(Data records for software interfaces)

= = =

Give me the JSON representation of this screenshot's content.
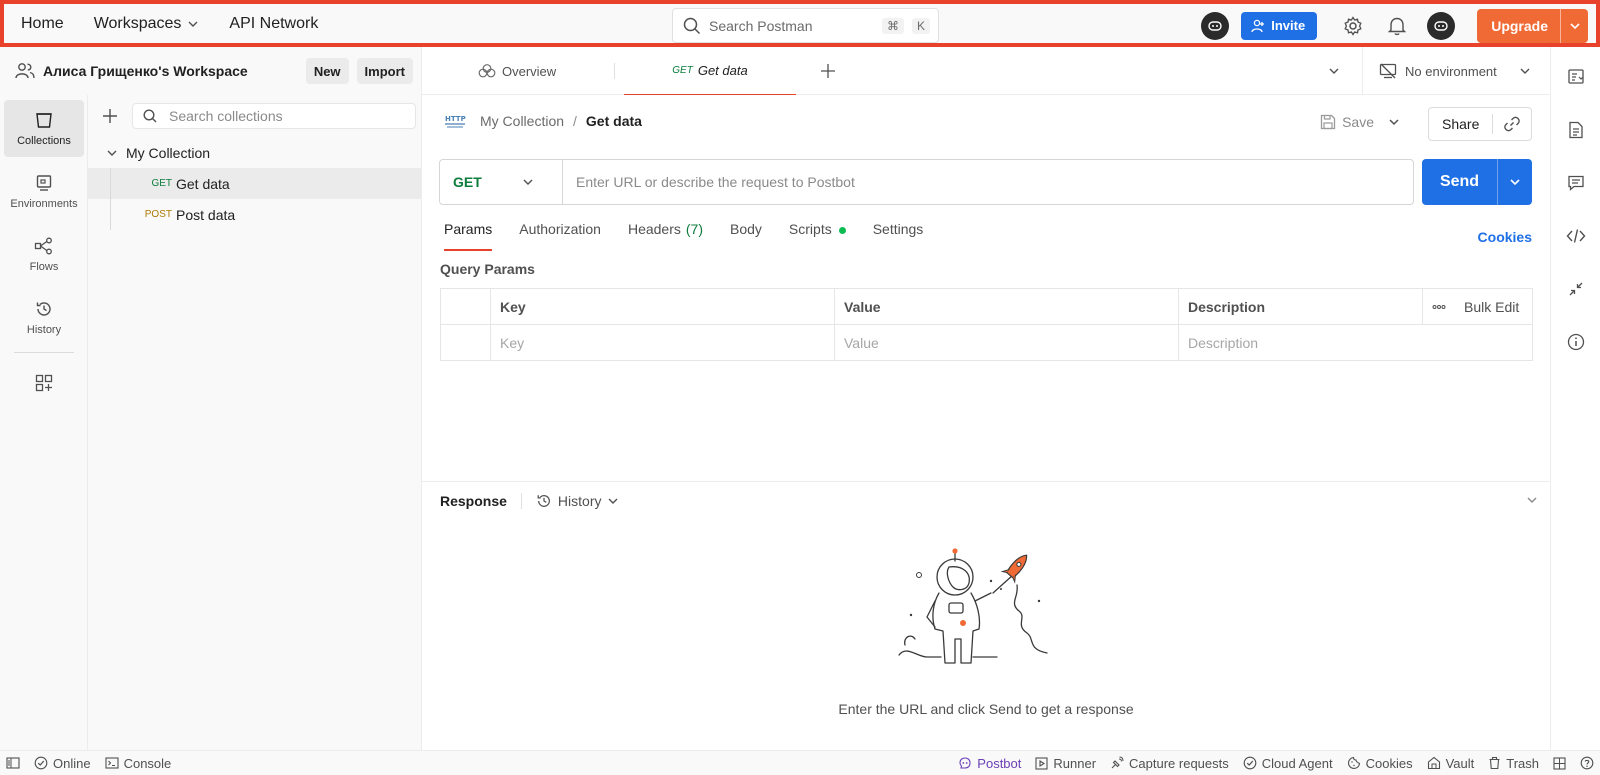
{
  "topbar": {
    "nav": [
      {
        "label": "Home"
      },
      {
        "label": "Workspaces"
      },
      {
        "label": "API Network"
      }
    ],
    "search": {
      "placeholder": "Search Postman",
      "shortcut_mod": "⌘",
      "shortcut_key": "K"
    },
    "invite_label": "Invite",
    "upgrade_label": "Upgrade"
  },
  "workspace": {
    "title": "Алиса Грищенко's Workspace",
    "new_label": "New",
    "import_label": "Import"
  },
  "rail": {
    "items": [
      {
        "label": "Collections"
      },
      {
        "label": "Environments"
      },
      {
        "label": "Flows"
      },
      {
        "label": "History"
      }
    ]
  },
  "sidebar": {
    "search_placeholder": "Search collections",
    "collection": {
      "name": "My Collection"
    },
    "requests": [
      {
        "method": "GET",
        "name": "Get data"
      },
      {
        "method": "POST",
        "name": "Post data"
      }
    ]
  },
  "tabs": {
    "overview_label": "Overview",
    "active": {
      "method": "GET",
      "name": "Get data"
    },
    "environment": "No environment"
  },
  "request": {
    "breadcrumb": {
      "collection": "My Collection",
      "separator": "/",
      "name": "Get data"
    },
    "save_label": "Save",
    "share_label": "Share",
    "method": "GET",
    "url_placeholder": "Enter URL or describe the request to Postbot",
    "send_label": "Send",
    "tabs": [
      {
        "label": "Params"
      },
      {
        "label": "Authorization"
      },
      {
        "label": "Headers",
        "count": "(7)"
      },
      {
        "label": "Body"
      },
      {
        "label": "Scripts"
      },
      {
        "label": "Settings"
      }
    ],
    "cookies_label": "Cookies",
    "query_params_title": "Query Params",
    "table": {
      "headers": [
        "Key",
        "Value",
        "Description"
      ],
      "bulk_edit_label": "Bulk Edit",
      "placeholders": [
        "Key",
        "Value",
        "Description"
      ]
    }
  },
  "response": {
    "title": "Response",
    "history_label": "History",
    "empty_message": "Enter the URL and click Send to get a response"
  },
  "statusbar": {
    "left": [
      {
        "label": "Online"
      },
      {
        "label": "Console"
      }
    ],
    "right": [
      {
        "label": "Postbot"
      },
      {
        "label": "Runner"
      },
      {
        "label": "Capture requests"
      },
      {
        "label": "Cloud Agent"
      },
      {
        "label": "Cookies"
      },
      {
        "label": "Vault"
      },
      {
        "label": "Trash"
      }
    ]
  },
  "colors": {
    "accent_orange": "#f06a35",
    "primary_blue": "#1f6fe5",
    "get_green": "#0c7d3c",
    "post_amber": "#ad7a03",
    "highlight_red": "#e8412c"
  }
}
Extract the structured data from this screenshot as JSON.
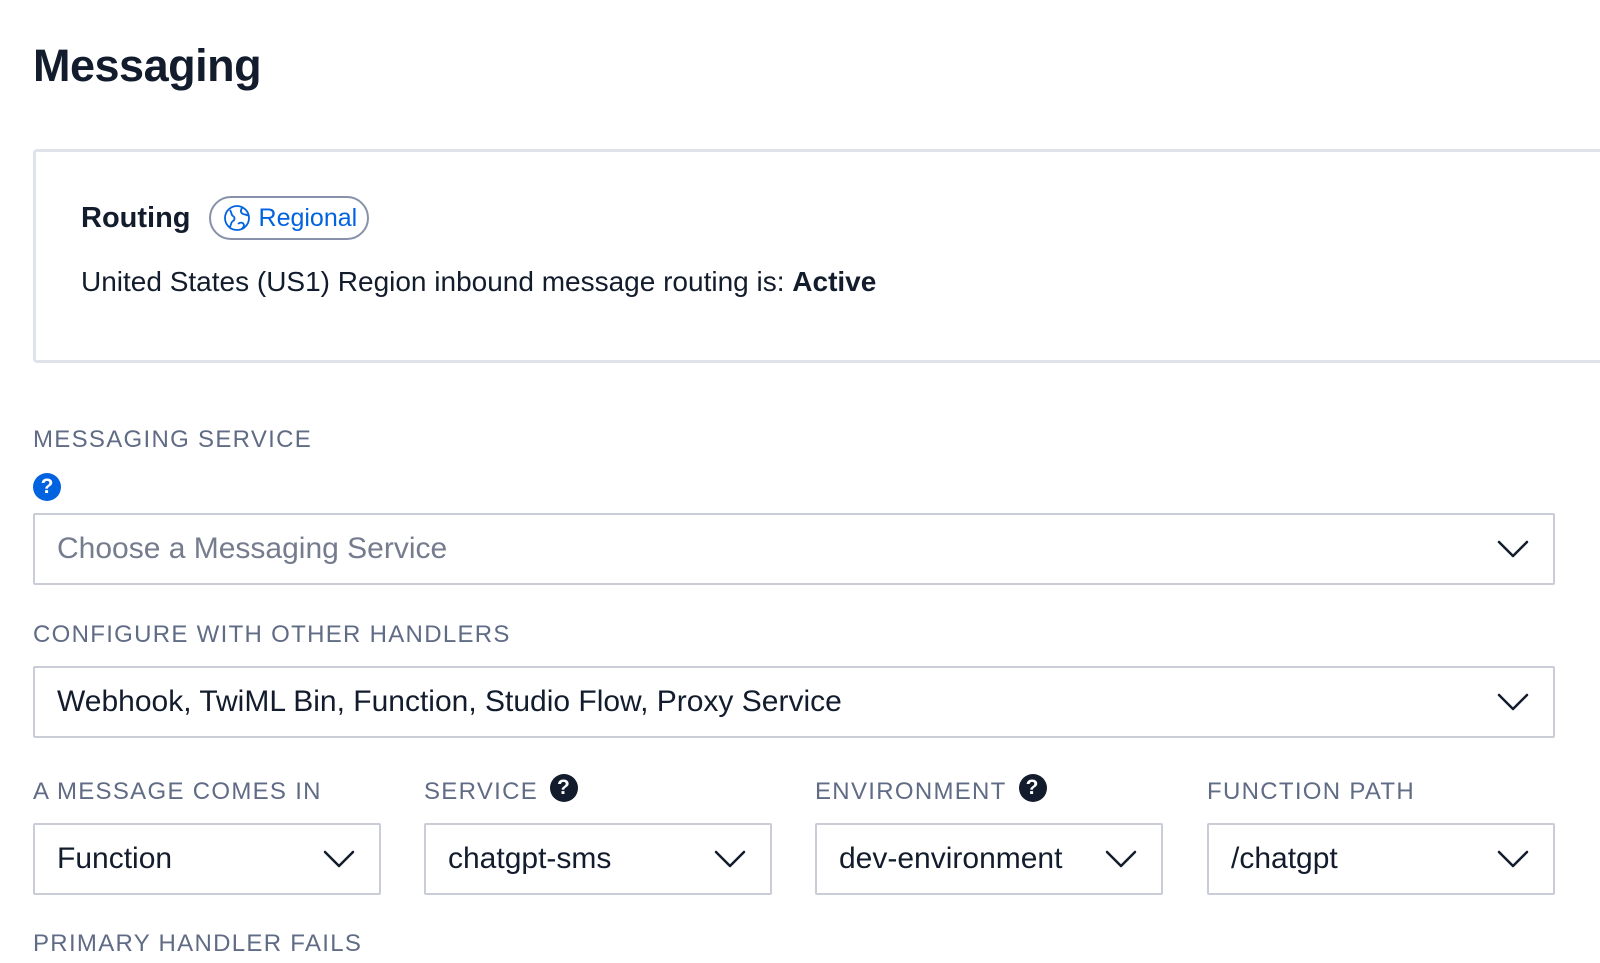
{
  "page": {
    "title": "Messaging"
  },
  "routing": {
    "title": "Routing",
    "badge_label": "Regional",
    "status_prefix": "United States (US1) Region inbound message routing is: ",
    "status_value": "Active"
  },
  "messaging_service": {
    "label": "MESSAGING SERVICE",
    "help_glyph": "?",
    "placeholder": "Choose a Messaging Service"
  },
  "other_handlers": {
    "label": "CONFIGURE WITH OTHER HANDLERS",
    "value": "Webhook, TwiML Bin, Function, Studio Flow, Proxy Service"
  },
  "message_comes_in": {
    "label": "A MESSAGE COMES IN",
    "value": "Function"
  },
  "service": {
    "label": "SERVICE",
    "help_glyph": "?",
    "value": "chatgpt-sms"
  },
  "environment": {
    "label": "ENVIRONMENT",
    "help_glyph": "?",
    "value": "dev-environment"
  },
  "function_path": {
    "label": "FUNCTION PATH",
    "value": "/chatgpt"
  },
  "next_section": {
    "label": "PRIMARY HANDLER FAILS"
  },
  "colors": {
    "link_blue": "#0263e0",
    "text_dark": "#121c2d",
    "label_gray": "#606b85",
    "border_gray": "#cacdd8"
  }
}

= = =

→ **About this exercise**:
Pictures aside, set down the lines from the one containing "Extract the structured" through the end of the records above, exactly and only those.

→ **The completed task**:
Extract the structured data from this screenshot as JSON.
{
  "page": {
    "title": "Messaging"
  },
  "routing": {
    "title": "Routing",
    "badge_label": "Regional",
    "status_prefix": "United States (US1) Region inbound message routing is: ",
    "status_value": "Active"
  },
  "messaging_service": {
    "label": "MESSAGING SERVICE",
    "help_glyph": "?",
    "placeholder": "Choose a Messaging Service"
  },
  "other_handlers": {
    "label": "CONFIGURE WITH OTHER HANDLERS",
    "value": "Webhook, TwiML Bin, Function, Studio Flow, Proxy Service"
  },
  "message_comes_in": {
    "label": "A MESSAGE COMES IN",
    "value": "Function"
  },
  "service": {
    "label": "SERVICE",
    "help_glyph": "?",
    "value": "chatgpt-sms"
  },
  "environment": {
    "label": "ENVIRONMENT",
    "help_glyph": "?",
    "value": "dev-environment"
  },
  "function_path": {
    "label": "FUNCTION PATH",
    "value": "/chatgpt"
  },
  "next_section": {
    "label": "PRIMARY HANDLER FAILS"
  },
  "colors": {
    "link_blue": "#0263e0",
    "text_dark": "#121c2d",
    "label_gray": "#606b85",
    "border_gray": "#cacdd8"
  }
}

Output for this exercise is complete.